UK - Pension funds do not need to rule out equities in their quest for returns, but must step away from "benchmark-itis", says Hewitt Bacon & Woodrow.
Hewitt's Antony Ashton told conference delegates that hedge funds and other alternative class are not the only answer in the search for returns.
"But they must ditch traditional notions of risk and have the courage of facing a change," Ashton told the Pension Show.
Once pension fund managers find competent managers, they should not lightly sack them, on the basis of a bad year's performance.
"Benchmark-itis" or "index-hugging" constituted "a real problem,” he said, while getting long-term value from traditional active equity management is proving hard, Ashton said.
"Active managers are not always doing the job you think they ought to be doing," Ashton warned. He pointed out that in some cases active managers put emphasis on risk control rather than "investment merits".
"It is their risks I am talking not your risks," he also said, citing the example of oil giant Shell. As the company undergoes changes and more listing will be transferred to the UK in the spring 2005, managers would be likely to double their weighting in Shell.
"Irrespective of whether they like it Shell or not, it is concentrating risks relative to the index rather than merits."
Ashton also addressed the issue of lack of diversification. In the UK he continued, half of the stock market is concentrated in 10 stocks and pension funds are no exception to this trend.
"Benchmark-itis" puts constraints on to managers increasing risks and actually reducing returns, Ashton said.
Index-tracking was "cheap and easy" but does not rule out risks, while "unconstrained equity approach offers higher return potential and with no more risk".
There was a “greater likelihood of achieving returns from active management if you free good managers from unnecessary constraints”.
The unconstrained approach, however, has a "scale problem" he said in the debate that followed his presentation.
"There is the capacity component, in this respect it is like in hedge funds, they close at a certain point, as they ought to do."

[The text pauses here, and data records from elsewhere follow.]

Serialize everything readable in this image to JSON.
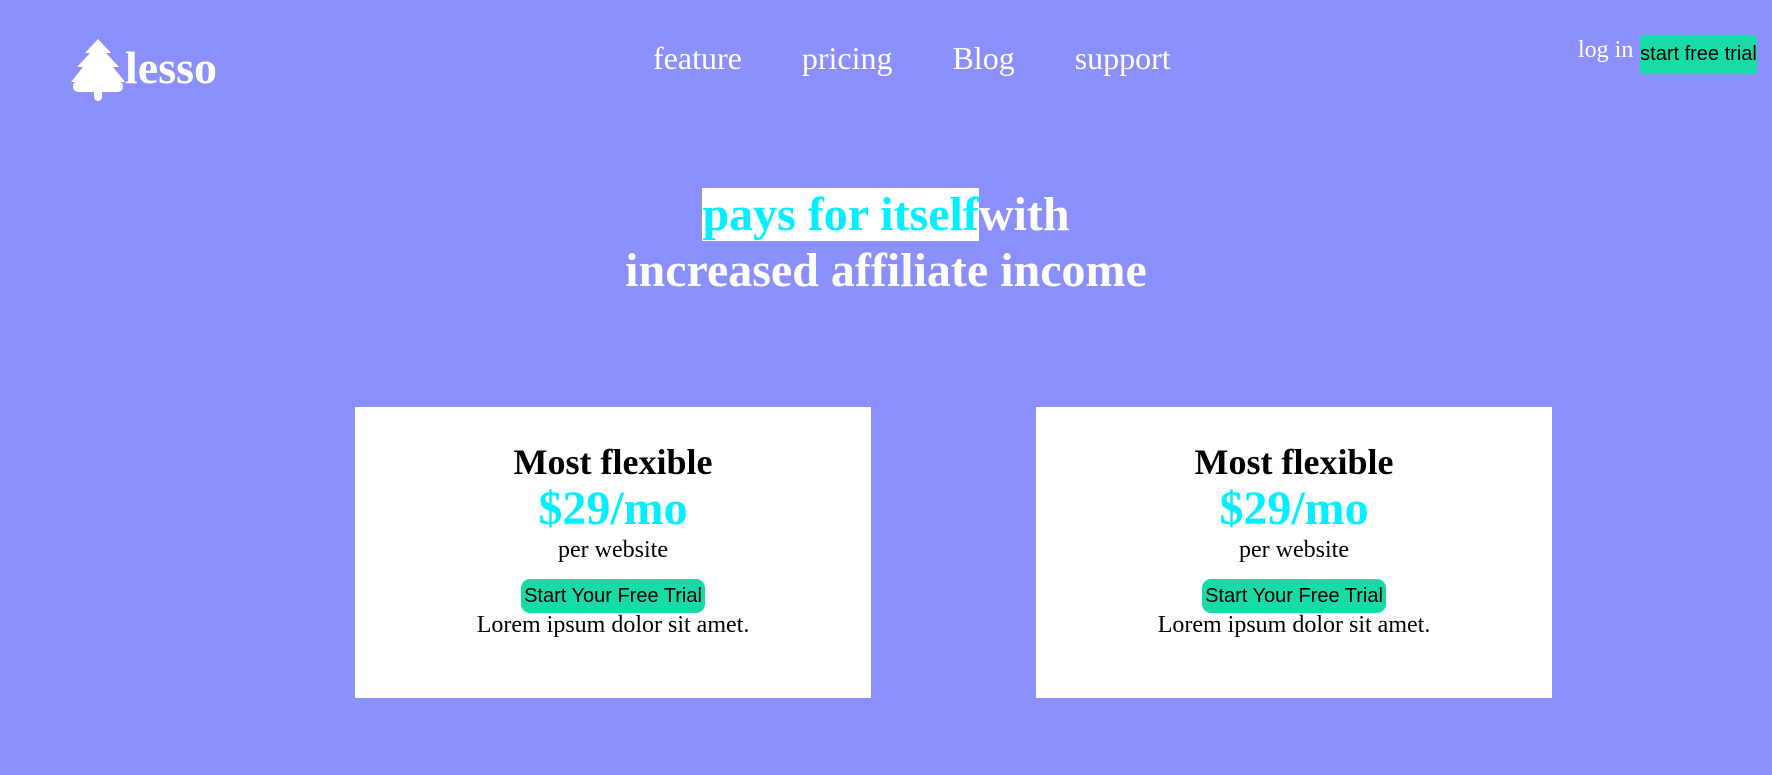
{
  "brand": {
    "logo_icon": "tree-icon",
    "name": "lesso"
  },
  "nav": {
    "items": [
      {
        "label": "feature"
      },
      {
        "label": "pricing"
      },
      {
        "label": "Blog"
      },
      {
        "label": "support"
      }
    ]
  },
  "header": {
    "login_label": "log in",
    "trial_label": "start free trial"
  },
  "hero": {
    "highlight": "pays for itself",
    "rest_line1": "with",
    "line2": "increased affiliate income"
  },
  "plans": [
    {
      "title": "Most flexible",
      "price": "$29/mo",
      "per": "per website",
      "button_label": "Start Your Free Trial",
      "description": "Lorem ipsum dolor sit amet."
    },
    {
      "title": "Most flexible",
      "price": "$29/mo",
      "per": "per website",
      "button_label": "Start Your Free Trial",
      "description": "Lorem ipsum dolor sit amet."
    }
  ],
  "colors": {
    "background": "#8b8ffb",
    "accent_cyan": "#00f0ff",
    "button_green": "#17dba6"
  }
}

"We think it is a good thing, necessary to align the interests of managers to perform for existing clients."